“Towards Safe Spaces Online: A Study of Indian Matrimonial Websites” is now an award-winning paper on designing for safety and inclusivity. At the 17th IFIP TC.13 International Conference on Human-Computer Interaction (INTERACT 2019), lead author Vishal Sharma accepted the Interaction Design for International Development Award, which “recognizes the most outstanding contribution to the application of interactive systems for social and economic development of people in developing countries.”
Sharma says the motivation behind the work was the need for more research that is “inclusive and cross-cultural, representing the world population.” He recently started working toward his Ph.D. at Georgia Tech after graduating from UCI in June, but was a master’s student in the Department of Informatics when he co-authored the paper with Informatics Professor Emeritx Bonnie Nardi and his fellow grad students, Juliet Norton and A.M. Tsaasan.
“This paper investigates a thoughtful technology that builds on positive traditional social values while at the same time promoting some positive changes,” says Nardi.

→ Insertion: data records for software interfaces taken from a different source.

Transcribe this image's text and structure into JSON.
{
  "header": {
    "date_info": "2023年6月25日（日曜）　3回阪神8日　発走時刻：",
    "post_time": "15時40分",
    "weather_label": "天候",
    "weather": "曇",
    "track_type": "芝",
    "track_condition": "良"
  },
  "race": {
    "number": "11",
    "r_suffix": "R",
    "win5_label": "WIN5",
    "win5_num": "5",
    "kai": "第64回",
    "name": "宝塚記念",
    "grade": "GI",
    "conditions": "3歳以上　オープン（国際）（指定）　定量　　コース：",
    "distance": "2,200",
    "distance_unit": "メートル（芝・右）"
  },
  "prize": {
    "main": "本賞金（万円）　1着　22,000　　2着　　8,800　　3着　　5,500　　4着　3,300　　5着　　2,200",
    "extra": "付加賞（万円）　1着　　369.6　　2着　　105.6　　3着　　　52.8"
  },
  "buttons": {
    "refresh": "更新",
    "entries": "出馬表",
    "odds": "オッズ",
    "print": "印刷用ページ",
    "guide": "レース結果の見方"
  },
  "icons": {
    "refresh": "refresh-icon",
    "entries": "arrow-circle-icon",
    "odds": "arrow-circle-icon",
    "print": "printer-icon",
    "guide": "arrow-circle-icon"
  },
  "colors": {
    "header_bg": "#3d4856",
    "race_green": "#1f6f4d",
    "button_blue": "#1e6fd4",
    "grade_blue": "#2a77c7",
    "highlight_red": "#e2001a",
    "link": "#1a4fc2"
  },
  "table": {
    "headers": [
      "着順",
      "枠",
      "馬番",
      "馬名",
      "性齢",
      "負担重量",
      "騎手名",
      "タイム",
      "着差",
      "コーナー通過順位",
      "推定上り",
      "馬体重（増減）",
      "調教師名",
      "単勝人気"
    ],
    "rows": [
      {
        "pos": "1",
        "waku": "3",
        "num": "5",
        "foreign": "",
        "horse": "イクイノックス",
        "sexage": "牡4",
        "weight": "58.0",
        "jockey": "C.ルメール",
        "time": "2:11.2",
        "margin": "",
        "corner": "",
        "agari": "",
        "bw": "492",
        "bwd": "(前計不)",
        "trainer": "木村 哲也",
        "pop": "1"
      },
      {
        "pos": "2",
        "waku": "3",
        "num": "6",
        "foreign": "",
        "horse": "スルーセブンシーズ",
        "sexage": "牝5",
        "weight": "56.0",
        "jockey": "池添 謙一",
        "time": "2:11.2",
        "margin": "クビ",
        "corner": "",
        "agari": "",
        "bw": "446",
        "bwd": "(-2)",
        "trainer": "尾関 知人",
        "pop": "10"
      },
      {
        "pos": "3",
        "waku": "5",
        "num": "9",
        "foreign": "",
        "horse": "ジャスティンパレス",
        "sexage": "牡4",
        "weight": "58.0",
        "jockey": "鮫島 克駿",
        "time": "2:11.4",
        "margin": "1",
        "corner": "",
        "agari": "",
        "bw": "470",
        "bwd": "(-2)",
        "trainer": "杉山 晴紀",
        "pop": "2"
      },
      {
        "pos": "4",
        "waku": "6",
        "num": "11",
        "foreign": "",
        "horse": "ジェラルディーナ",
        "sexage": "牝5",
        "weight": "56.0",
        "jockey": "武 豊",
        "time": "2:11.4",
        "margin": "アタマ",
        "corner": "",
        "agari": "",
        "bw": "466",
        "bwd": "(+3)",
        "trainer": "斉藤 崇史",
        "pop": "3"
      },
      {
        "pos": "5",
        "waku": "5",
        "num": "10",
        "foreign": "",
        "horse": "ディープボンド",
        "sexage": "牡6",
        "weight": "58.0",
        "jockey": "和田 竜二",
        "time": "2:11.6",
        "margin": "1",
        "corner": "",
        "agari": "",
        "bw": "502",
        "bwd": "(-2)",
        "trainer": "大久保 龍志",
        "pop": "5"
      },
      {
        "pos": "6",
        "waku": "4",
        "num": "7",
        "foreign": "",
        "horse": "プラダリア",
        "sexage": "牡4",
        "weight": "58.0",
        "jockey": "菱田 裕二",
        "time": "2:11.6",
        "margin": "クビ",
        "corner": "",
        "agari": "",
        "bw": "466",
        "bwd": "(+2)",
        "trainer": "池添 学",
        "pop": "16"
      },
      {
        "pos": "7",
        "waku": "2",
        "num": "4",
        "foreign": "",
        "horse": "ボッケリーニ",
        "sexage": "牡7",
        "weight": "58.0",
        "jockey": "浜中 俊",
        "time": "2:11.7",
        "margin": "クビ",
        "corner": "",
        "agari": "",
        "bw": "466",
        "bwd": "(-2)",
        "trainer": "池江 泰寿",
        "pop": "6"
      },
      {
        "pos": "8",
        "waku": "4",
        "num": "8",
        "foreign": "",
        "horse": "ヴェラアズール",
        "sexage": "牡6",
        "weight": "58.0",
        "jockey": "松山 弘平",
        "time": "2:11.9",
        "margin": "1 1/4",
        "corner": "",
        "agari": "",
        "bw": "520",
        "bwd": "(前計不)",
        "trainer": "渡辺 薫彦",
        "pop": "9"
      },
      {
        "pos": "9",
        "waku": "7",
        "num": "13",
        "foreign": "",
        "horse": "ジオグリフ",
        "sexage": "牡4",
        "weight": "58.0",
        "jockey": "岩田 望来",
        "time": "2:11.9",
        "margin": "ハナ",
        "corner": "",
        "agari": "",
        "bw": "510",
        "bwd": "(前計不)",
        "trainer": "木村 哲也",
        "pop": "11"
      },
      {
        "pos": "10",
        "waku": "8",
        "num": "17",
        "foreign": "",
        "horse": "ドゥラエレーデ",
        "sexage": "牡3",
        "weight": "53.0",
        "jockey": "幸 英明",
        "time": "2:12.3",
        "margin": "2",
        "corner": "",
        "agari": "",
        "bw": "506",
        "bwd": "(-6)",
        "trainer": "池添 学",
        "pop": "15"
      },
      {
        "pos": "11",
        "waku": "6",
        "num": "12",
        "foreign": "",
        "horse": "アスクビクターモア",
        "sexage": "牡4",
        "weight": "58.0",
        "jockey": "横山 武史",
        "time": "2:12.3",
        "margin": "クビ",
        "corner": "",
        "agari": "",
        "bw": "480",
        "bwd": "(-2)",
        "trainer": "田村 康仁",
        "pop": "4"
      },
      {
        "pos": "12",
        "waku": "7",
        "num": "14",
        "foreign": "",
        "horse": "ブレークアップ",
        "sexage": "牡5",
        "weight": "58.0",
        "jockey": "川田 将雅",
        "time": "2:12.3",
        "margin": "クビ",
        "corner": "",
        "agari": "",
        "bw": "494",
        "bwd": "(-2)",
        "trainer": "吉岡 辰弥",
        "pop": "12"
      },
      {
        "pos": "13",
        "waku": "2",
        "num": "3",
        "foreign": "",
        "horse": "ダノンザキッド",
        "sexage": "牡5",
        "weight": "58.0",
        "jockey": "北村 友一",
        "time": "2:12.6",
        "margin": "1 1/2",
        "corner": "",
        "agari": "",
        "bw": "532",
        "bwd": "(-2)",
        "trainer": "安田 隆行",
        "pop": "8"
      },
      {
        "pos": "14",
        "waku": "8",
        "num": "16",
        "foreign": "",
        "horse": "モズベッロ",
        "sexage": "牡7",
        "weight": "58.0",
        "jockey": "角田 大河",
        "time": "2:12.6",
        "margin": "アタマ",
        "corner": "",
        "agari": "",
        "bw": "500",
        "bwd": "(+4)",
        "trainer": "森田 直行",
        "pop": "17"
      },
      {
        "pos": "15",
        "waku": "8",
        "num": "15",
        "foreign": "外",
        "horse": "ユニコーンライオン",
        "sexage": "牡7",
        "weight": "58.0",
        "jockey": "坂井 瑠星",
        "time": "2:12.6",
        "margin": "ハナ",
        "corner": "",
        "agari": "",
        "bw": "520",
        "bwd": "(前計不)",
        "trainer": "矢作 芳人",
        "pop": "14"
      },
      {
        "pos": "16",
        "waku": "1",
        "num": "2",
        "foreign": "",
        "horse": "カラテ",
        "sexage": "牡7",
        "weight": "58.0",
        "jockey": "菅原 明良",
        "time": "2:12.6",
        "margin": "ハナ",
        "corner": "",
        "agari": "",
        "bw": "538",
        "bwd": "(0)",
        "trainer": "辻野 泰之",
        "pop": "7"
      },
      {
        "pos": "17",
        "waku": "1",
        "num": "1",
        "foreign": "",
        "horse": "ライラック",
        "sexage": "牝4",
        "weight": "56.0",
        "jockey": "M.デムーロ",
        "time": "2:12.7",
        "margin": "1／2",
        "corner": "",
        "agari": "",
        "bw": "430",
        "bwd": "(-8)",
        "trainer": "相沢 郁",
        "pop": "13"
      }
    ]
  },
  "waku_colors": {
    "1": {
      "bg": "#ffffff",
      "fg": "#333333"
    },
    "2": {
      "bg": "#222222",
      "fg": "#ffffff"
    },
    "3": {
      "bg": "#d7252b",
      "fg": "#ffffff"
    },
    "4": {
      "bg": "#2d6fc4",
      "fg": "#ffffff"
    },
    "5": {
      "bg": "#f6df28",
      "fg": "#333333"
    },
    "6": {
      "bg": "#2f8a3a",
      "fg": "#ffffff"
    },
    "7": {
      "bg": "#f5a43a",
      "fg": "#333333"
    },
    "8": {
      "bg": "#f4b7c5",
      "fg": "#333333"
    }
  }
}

Sharma explains that the team was “fascinated by how Indian matrimonial websites provide safety to their users and foster inclusivity without disrupting the entire culture [yet still question] certain practices that are discriminatory.” The team found the websites help ensure safety through government involvement and help support inclusivity by serving people traditionally excluded, such as older adults and those with disabilities; those who are divorced, widowed or have annulled marriages; those who are HIV positive; and those seeking inter-caste marriages.
The paper notes that “in the West, it is received wisdom that digital technologies must be disruptive, encouraging people to discard what they have and replace it with something entirely new, which is sometimes completely unnecessary and unsustainable.” The authors suggest the HCI community “take a cue” from these matrimonial websites.
“I am glad that the papers committee at INTERACT recognized and acknowledged the importance of applying a cross-cultural lens when understanding when safety is present or lacking in popular online spaces,” says Norton, who earned her Ph.D. in Informatics and now has a joint post-doc appointment at North Carolina State University and the USDA Agricultural Research Service. “Such a lens should be used for the many human security issues in the age of rapid technology development and adoption.”
Tsaasan, who earned her M.S. in informatics and is currently starting a nonprofit that supports nontraditional learners, notes that “there are few examples of or opportunities to engage in cross-cultural studies examining these sorts of relationships between tools and practice.” This is why she loved working on this project. “I’m a better scholar because of the experience.”
As Nardi points out, “I think there is a lot to learn from not starting out to ‘disrupt’ but designing technology to connect with and support people.”
In future work, the researchers hope to explore contradictions that arise when the needs of different groups are in play, finding ways to manage the contradictions in support of fairness and social good. “We hope this study inspires prosocial work,” they conclude in the paper, “creating and promoting safe spaces for diverse communities that cater to positive cultural values.”
— Shani Murray